JKS: Filmmaker Denis Villeneuve has a similar view as you, he once stated, “I hate violence, and I think that violence is meaningful if you see the impact of violence on victims. I don’t want to make a show of violence. When I use violence in a movie it’s just to express the power, the impact of it”.
Studio view, December 2017, Pantin (France).
JKS: What’s the hardest part of doing work on this such an unique subject? What is the next step?
The hardest part of doing Art from this subject is to make a good work from this subject that doesn't look like a plain military object but which leaves question in this world. I more and more want to make sculptures and installations with materials that only exists in the military and space world. I’m doing a lot of researches and meet Industrials to see what they are developing and building nowadays and the esthetic of the materials and objects that come out from it. I want to challenge myself how far I can go in this world that I didn't know at all few years ago. I don’t have any military in my family. Now I want to go the deepest and the furthest I could in this very restricted world.
Studio, December 2017, Paris (France).
JKS: Has anyone ever said no to you? Tried to stop you?
Yes, people from big industrial companies who are selling armory.
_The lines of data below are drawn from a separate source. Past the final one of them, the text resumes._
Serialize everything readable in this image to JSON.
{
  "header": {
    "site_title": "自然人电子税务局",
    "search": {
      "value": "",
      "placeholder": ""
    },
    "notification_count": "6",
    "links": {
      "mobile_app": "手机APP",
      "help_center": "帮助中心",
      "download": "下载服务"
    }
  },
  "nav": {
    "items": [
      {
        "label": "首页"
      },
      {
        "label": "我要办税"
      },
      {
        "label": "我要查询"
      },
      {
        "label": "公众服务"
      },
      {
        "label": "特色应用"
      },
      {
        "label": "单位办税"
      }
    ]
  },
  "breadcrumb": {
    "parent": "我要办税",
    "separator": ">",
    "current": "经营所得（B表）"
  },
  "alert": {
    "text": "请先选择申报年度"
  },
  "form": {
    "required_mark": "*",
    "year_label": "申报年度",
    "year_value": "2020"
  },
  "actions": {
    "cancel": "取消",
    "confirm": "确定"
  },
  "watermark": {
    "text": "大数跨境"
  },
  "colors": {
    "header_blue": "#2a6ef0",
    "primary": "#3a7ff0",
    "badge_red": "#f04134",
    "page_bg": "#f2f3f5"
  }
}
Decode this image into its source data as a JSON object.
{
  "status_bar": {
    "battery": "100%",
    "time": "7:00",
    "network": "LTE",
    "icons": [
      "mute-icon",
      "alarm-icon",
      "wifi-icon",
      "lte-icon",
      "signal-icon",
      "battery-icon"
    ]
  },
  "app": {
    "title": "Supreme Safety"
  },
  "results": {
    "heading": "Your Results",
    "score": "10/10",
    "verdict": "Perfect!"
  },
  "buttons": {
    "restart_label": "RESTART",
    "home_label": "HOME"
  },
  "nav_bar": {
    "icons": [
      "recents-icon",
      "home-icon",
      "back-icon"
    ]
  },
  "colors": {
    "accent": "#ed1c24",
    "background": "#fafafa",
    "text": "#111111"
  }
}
But they usually don’t say cold "No", so I never stop asking.
F117 A, 2017, 136 x 100 x 21 cm, Steel, Epoxy paint.
Victoire Thierrée's exclusive art works will be soon available on TheArsenale for collectors including F117 A, steel sculpture inspired by the F117 Night Hawk, the first military stealth airplane designed by US Air Force in the 1960s.
If you are a collector and have additional inquiry, please contact the editor firstname.lastname@example.org